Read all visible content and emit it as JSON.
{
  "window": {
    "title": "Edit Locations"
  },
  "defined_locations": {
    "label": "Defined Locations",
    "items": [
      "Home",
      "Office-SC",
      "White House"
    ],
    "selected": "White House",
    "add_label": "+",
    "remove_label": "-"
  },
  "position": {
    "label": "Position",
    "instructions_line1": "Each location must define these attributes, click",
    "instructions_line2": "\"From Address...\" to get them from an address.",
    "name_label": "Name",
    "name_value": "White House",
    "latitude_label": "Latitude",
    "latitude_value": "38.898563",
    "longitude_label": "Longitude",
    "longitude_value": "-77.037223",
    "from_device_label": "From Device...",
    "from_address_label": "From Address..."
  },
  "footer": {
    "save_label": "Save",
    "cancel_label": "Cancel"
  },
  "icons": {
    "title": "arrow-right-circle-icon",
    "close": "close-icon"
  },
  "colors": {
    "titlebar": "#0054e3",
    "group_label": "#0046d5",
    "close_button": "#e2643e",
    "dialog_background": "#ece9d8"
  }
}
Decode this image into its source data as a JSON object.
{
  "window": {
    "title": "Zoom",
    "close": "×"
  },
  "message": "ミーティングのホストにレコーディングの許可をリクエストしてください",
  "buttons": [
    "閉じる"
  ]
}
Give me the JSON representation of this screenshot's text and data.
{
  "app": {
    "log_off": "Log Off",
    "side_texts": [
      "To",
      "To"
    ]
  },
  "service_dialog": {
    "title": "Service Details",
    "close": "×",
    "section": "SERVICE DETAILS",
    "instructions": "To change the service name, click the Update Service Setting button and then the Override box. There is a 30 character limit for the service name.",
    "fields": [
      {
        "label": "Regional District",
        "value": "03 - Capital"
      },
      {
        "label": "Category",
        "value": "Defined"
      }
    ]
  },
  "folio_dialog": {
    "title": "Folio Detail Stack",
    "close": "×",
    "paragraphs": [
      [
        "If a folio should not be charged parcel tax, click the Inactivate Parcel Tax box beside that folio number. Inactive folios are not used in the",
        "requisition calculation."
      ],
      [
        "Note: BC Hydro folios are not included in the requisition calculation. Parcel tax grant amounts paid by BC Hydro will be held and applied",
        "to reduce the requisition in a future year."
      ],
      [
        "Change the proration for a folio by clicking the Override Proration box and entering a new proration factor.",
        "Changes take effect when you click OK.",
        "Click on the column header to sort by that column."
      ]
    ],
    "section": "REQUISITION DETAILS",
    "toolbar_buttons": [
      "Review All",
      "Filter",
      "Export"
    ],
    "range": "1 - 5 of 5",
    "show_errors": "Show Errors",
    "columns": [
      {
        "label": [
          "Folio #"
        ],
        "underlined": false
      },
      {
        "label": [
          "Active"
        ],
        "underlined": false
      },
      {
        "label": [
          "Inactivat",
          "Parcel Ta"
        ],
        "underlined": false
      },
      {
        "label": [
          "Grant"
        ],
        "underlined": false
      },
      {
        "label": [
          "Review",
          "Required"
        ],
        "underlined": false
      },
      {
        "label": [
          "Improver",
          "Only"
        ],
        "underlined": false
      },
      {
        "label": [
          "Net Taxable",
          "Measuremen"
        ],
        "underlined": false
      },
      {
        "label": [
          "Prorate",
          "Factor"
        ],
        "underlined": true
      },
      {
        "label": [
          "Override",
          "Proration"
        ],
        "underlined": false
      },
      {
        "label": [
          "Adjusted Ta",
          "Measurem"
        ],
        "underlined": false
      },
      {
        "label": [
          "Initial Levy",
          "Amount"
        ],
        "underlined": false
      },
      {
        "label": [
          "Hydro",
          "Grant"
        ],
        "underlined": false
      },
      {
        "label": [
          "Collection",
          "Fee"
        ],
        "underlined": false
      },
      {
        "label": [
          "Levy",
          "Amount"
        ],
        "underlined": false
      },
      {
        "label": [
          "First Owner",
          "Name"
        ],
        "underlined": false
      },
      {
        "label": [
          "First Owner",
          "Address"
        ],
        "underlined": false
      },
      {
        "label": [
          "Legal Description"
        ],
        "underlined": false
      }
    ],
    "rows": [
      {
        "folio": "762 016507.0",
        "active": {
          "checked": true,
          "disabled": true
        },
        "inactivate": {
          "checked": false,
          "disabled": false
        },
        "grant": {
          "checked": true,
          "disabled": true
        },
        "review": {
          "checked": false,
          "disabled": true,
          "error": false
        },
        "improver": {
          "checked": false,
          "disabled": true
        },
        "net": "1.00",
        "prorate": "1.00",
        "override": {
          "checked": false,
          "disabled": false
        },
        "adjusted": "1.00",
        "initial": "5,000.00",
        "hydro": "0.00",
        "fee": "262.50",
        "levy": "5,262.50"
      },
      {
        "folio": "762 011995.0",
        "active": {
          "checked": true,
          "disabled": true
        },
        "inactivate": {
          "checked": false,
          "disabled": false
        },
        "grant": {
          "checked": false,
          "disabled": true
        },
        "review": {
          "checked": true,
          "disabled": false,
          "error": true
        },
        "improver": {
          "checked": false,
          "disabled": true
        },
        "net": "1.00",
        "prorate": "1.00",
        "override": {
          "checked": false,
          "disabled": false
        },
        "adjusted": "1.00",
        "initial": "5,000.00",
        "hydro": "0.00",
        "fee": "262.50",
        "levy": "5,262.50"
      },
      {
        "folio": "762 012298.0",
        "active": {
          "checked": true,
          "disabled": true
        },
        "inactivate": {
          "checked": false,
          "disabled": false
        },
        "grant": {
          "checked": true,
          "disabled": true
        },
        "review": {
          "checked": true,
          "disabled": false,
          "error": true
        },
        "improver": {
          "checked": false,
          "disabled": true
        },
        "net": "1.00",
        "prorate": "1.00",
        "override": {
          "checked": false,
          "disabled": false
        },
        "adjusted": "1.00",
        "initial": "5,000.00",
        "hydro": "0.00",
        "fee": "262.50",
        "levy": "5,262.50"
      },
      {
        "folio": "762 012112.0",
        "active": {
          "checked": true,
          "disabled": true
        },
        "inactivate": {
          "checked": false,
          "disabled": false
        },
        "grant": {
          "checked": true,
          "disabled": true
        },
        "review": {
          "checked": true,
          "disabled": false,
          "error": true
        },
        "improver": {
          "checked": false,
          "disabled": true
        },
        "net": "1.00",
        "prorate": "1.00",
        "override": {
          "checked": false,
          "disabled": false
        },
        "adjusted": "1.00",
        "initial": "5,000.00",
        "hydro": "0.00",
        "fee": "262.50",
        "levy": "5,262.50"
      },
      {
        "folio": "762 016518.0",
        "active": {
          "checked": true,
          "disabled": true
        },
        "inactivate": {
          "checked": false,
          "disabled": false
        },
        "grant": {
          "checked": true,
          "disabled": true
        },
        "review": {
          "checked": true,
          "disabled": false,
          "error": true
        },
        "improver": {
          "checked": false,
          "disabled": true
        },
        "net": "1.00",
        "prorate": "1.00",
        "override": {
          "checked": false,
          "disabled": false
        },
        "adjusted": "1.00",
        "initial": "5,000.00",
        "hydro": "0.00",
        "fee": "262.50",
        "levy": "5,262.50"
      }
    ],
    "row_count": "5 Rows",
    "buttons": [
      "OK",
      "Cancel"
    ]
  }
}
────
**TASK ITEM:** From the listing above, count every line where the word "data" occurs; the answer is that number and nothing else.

**THE COMPLETED TASK:** 2